For Russia, the ability to develop a viable renewable energy sector carries a special significance.
If taking on some of the burden of fighting ISIS simultaneously allows Russia to maintain its single military base in the Middle East, more power to them. And if China wants to waste its money pouring sand onto reefs in the ocean off its coast, American taxpayers derive no benefit from trying to stop them.
Without relief, Europe may end up with another deluge of asylum seekers, this time from Ukraine. Already, Russia's occupation of nine percent of Ukraine has displaced 1.4 million internally and continuing military incursions will result in the dislocation of millions more.
"No," Assad-loyalists would rush to say when asked if the current Russian military build-up in Syria can be considered an "invasion" or indeed, a new foreign "occupation" of Arab lands.
The Russians apparently learned little from their miserable years in Afghanistan and now are heading for a debilitating exercise in futility that might distract them from their efforts to undermine NATO and destabilize parts of Eastern Europe.
The United Nations is the keystone of a collective security system that is straining to rise to the new challenges that confront the planet; the choice of the individual who will lead it is absolutely critical. Who will have the courage to reform the institution?
There appears to be a gaping flaw in Russia's agenda if, indeed, it is based on promoting the safety and security of the Syrian people. Putin's posturing on his Western flank over the last two years might reveal a renewed desire to protect regional strategic assets.
While the American media was enamored by the charismatic pope's "historic" visit to the United States (I seem to remember popes have visited before), more important earthly developments occurred.
Have no doubt, his trail is laced with destruction, he has also left his country with a terrible image world wide. He further damaged the weak European unity. He lacked the finesse to combine hard power with soft power, for it is the prior that he really understands. But he also understood that the disorderly way Europe has been tackling the crisis plays in his hand.
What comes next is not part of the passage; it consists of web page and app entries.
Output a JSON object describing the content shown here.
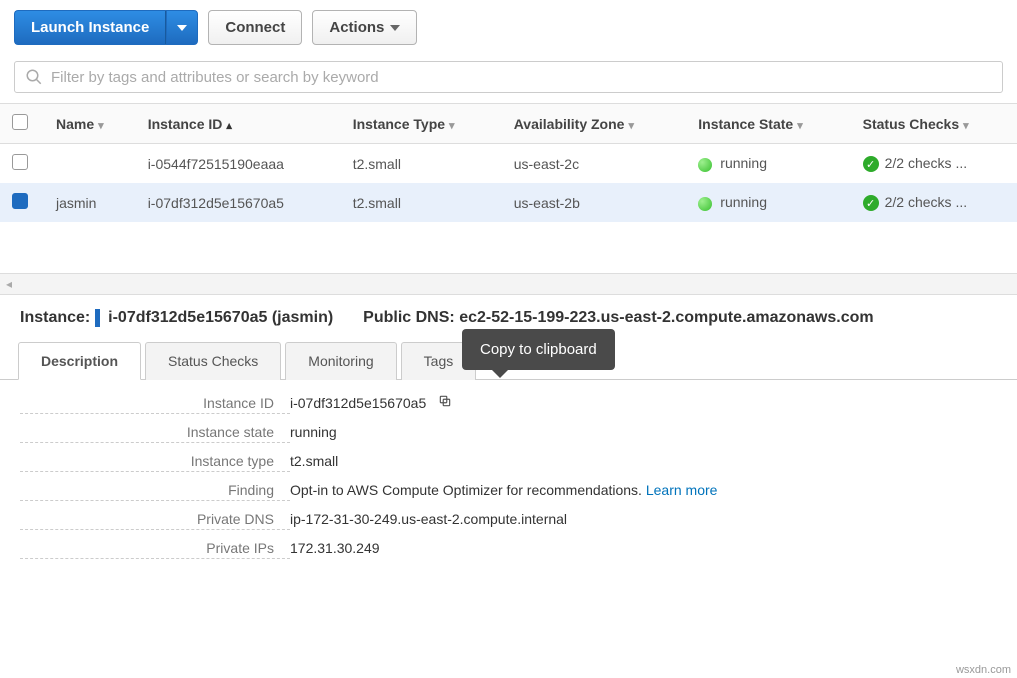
{
  "toolbar": {
    "launch_label": "Launch Instance",
    "connect_label": "Connect",
    "actions_label": "Actions"
  },
  "search": {
    "placeholder": "Filter by tags and attributes or search by keyword"
  },
  "columns": {
    "name": "Name",
    "instance_id": "Instance ID",
    "instance_type": "Instance Type",
    "az": "Availability Zone",
    "state": "Instance State",
    "status": "Status Checks"
  },
  "rows": [
    {
      "selected": false,
      "name": "",
      "instance_id": "i-0544f72515190eaaa",
      "instance_type": "t2.small",
      "az": "us-east-2c",
      "state": "running",
      "status": "2/2 checks ..."
    },
    {
      "selected": true,
      "name": "jasmin",
      "instance_id": "i-07df312d5e15670a5",
      "instance_type": "t2.small",
      "az": "us-east-2b",
      "state": "running",
      "status": "2/2 checks ..."
    }
  ],
  "detail_header": {
    "instance_label": "Instance:",
    "instance_value": "i-07df312d5e15670a5 (jasmin)",
    "dns_label": "Public DNS:",
    "dns_value": "ec2-52-15-199-223.us-east-2.compute.amazonaws.com"
  },
  "tabs": {
    "description": "Description",
    "status_checks": "Status Checks",
    "monitoring": "Monitoring",
    "tags": "Tags"
  },
  "tooltip": "Copy to clipboard",
  "detail": {
    "instance_id_label": "Instance ID",
    "instance_id": "i-07df312d5e15670a5",
    "state_label": "Instance state",
    "state": "running",
    "type_label": "Instance type",
    "type": "t2.small",
    "finding_label": "Finding",
    "finding_text": "Opt-in to AWS Compute Optimizer for recommendations. ",
    "finding_link": "Learn more",
    "private_dns_label": "Private DNS",
    "private_dns": "ip-172-31-30-249.us-east-2.compute.internal",
    "private_ips_label": "Private IPs",
    "private_ips": "172.31.30.249"
  },
  "watermark": "wsxdn.com"
}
Information warfare requires an infrastructure of broadcasting, social media, and other communication assets that can direct messages to the same audiences the Russians target, but do so more effectively.
Obama's China syndrome is that he seeks both to engage China and to contain China. Both are appropriate and arguably quite necessary goals for American statecraft. But they presuppose a state of creative tension between the established superpower and would-be superpower.
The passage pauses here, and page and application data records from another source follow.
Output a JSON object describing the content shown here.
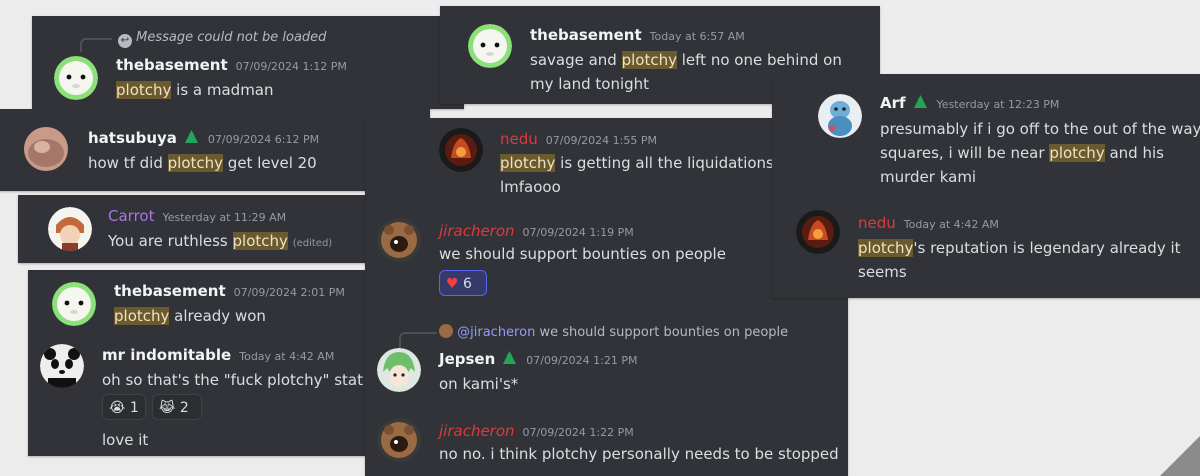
{
  "colors": {
    "card_bg": "#313338",
    "highlight": "#6b5a2d",
    "name_default": "#f2f3f5",
    "name_purple": "#a974e8",
    "name_red": "#d83c3e",
    "badge_green": "#23a559"
  },
  "cards": {
    "c1": {
      "reply_text": "Message could not be loaded",
      "author": "thebasement",
      "time": "07/09/2024 1:12 PM",
      "hl": "plotchy",
      "rest": " is a madman"
    },
    "c2": {
      "author": "hatsubuya",
      "time": "07/09/2024 6:12 PM",
      "pre": "how tf did ",
      "hl": "plotchy",
      "rest": " get level 20"
    },
    "c3": {
      "author": "Carrot",
      "time": "Yesterday at 11:29 AM",
      "pre": "You are ruthless ",
      "hl": "plotchy",
      "edited": "(edited)"
    },
    "c4": {
      "m1": {
        "author": "thebasement",
        "time": "07/09/2024 2:01 PM",
        "hl": "plotchy",
        "rest": " already won"
      },
      "m2": {
        "author": "mr indomitable",
        "time": "Today at 4:42 AM",
        "text": "oh so that's the \"fuck plotchy\" stat",
        "reactions": [
          {
            "emoji": "😭",
            "count": "1"
          },
          {
            "emoji": "😹",
            "count": "2"
          }
        ],
        "text2": "love it"
      }
    },
    "c5": {
      "author": "thebasement",
      "time": "Today at 6:57 AM",
      "pre": "savage and ",
      "hl": "plotchy",
      "rest": " left no one behind on",
      "line2": "my land tonight"
    },
    "c6": {
      "m1": {
        "author": "nedu",
        "time": "07/09/2024 1:55 PM",
        "hl": "plotchy",
        "rest": " is getting all the liquidations",
        "line2": "lmfaooo"
      },
      "m2": {
        "author": "jiracheron",
        "time": "07/09/2024 1:19 PM",
        "text": "we should support bounties on people",
        "reaction": {
          "emoji": "❤️",
          "count": "6"
        }
      },
      "m3": {
        "reply_mention": "@jiracheron",
        "reply_text": " we should support bounties on people",
        "author": "Jepsen",
        "time": "07/09/2024 1:21 PM",
        "text": "on kami's*"
      },
      "m4": {
        "author": "jiracheron",
        "time": "07/09/2024 1:22 PM",
        "text": "no no. i think plotchy personally needs to be stopped"
      }
    },
    "c7": {
      "m1": {
        "author": "Arf",
        "time": "Yesterday at 12:23 PM",
        "line1": "presumably if i go off to the out of the way",
        "pre2": "squares, i will be near ",
        "hl": "plotchy",
        "rest2": " and his",
        "line3": "murder kami"
      },
      "m2": {
        "author": "nedu",
        "time": "Today at 4:42 AM",
        "hl": "plotchy",
        "rest": "'s reputation is legendary already it",
        "line2": "seems"
      }
    }
  }
}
Iranian officials' rhetoric and tone on the Yemen crisis has slightly changed. This change was initiated because of the shift in Iran's foreign policy regarding how to use "diplomacy" and the appropriate wording in order to achieve Tehran's ideological, geopolitical and economic objectives.
The last several weeks has seen some extraordinary developments in Russia's role in the Syrian Civil War. Russia has deployed 28 Suhkoi jet fighters, roughly two squadrons, in Syria. Originally believed to be SU-27s, NATO designation, "Flanker," satellite reconnaissance now indicates they are a mix of different variants.
What started as a civil war in Syria nearly five years ago has now evolved into an international crisis unmatched by any other since World War II. The global community now has a solemn obligation to end this humanitarian disaster, but it cannot do so unless all the powers affected by the conflict set aside their differences.
Italy is a country of contradictions. But then, everything and everyone who is even remotely interesting to me is a mix of old and new, good and bad, mild and passionate -- with every nuance of feelings and experiences in between.
The gravest threat to American global leadership is neither Russia nor China but continued interest group-driven congressional abandonment of the kind of balanced strategy that won the Cold War.